The case, brought by three former Colorado inmates, specifically referred to their right to outdoor exercise while in solitary—or as Sotomayor put it, “the denial of even a moment in daylight for months or years.”

Sotomayor wrote a “statement respecting the denial,” in which she agreed with the decision not to take the case, arguing that it was not well-suited for the high court. However, she writes, the issue “raises deeply troubling concern.”

Her statement describes the conditions the inmates were held in, 23 hours a day in a tiny cell with an equally tiny window. They were allowed to exercise outside for just one hour a day in what is known as a “dog cage,” an area barely larger than a cell itself.

A report released this week from the Yale Law School and the Association of State Correctional Administrators, estimates the number of inmates held in solitary confinement in the fall of 2017 was 61,000. More than 4,000 are mentally ill.

Sotomayor references former justice Anthony Kennedy’s opinion in a previous case, in which he quoted Dickens’ portrayal of the “ravages of solitary confinement” in “A Tale of Two Cities” (in general justices seem to like to quote the British author).

Here’s what Kennedy wrote in 2015:

Charles Dickens recounted the toil of Dr. Manette, whose 18 years of isolation in One Hundred and Five, North Tower, caused him, even years after his release, to lapse in and out of a mindless state with almost no awareness or appreciation for time or his surroundings. A Tale of Two Cities (1859). And even Manette, while imprisoned, had a work bench and tools to make shoes, a type of diversion no doubt denied many of today’s inmates.

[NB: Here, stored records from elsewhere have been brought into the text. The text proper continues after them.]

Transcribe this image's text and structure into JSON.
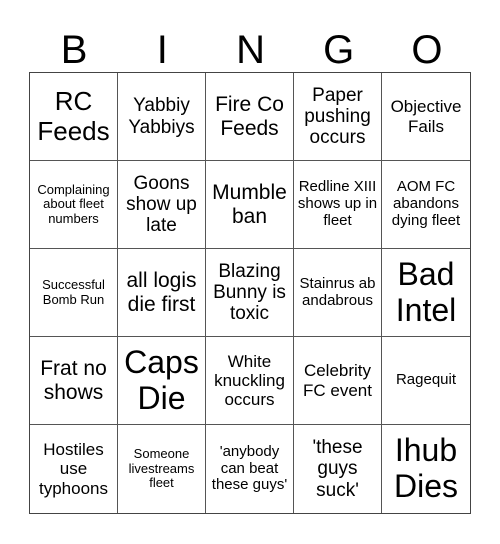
{
  "header": [
    "B",
    "I",
    "N",
    "G",
    "O"
  ],
  "cells": [
    "RC Feeds",
    "Yabbiy Yabbiys",
    "Fire Co Feeds",
    "Paper pushing occurs",
    "Objective Fails",
    "Complaining about fleet numbers",
    "Goons show up late",
    "Mumble ban",
    "Redline XIII shows up in fleet",
    "AOM FC abandons dying fleet",
    "Successful Bomb Run",
    "all logis die first",
    "Blazing Bunny is toxic",
    "Stainrus abandabrous",
    "Bad Intel",
    "Frat no shows",
    "Caps Die",
    "White knuckling occurs",
    "Celebrity FC event",
    "Ragequit",
    "Hostiles use typhoons",
    "Someone livestreams fleet",
    "'anybody can beat these guys'",
    "'these guys suck'",
    "Ihub Dies"
  ]
}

Sotomayor writes that Dickens’ description in his novel was not an imagined one. In 1842, Dickens visited Philadelphia’s notorious Eastern State Penitentiary was documenting what he saw. She quotes from his “American Notes for General Circulation”:

[The prisoner] is led to the cell from which he never again comes forth, until his whole term of imprisonment has expired. He never hears of wife and children; home or friends; the life or death of any single creature. He sees the prison-officers, but with that exception he never looks upon a human countenance, or hears a human voice. He is a man buried alive; to be dug out in the slow round of years; and in the mean time dead to everything but torturing anxieties and horrible despair.

Then she continues, in her own words:

Dickens did not question the penal officers’ motives. He concluded, rather, that they did “not know what it is that they are doing” and that “very few” were “capable of estimating the immense amount of torture and agony which this dreadful punishment, prolonged for years, inflicts upon the sufferers. The pain caused was invisible and inaudible, such that “slumbering humanity” was “not roused up” to put a stop to it. We are no longer so unaware. Courts and corrections officials must accordingly remain alert to the clear constitutional problems raised by keeping prisoners like Apodaca, Vigil, and Lowe in “near-total isolation” from the living world, in what comes perilously close to a penal tomb.

With no cases surrounding solitary confinement on the court’s horizon, it might be some time before the court considers the practice that “comes perilously close to a penal tomb,” especially with Kennedy, who opposed it fiercely, gone from the bench.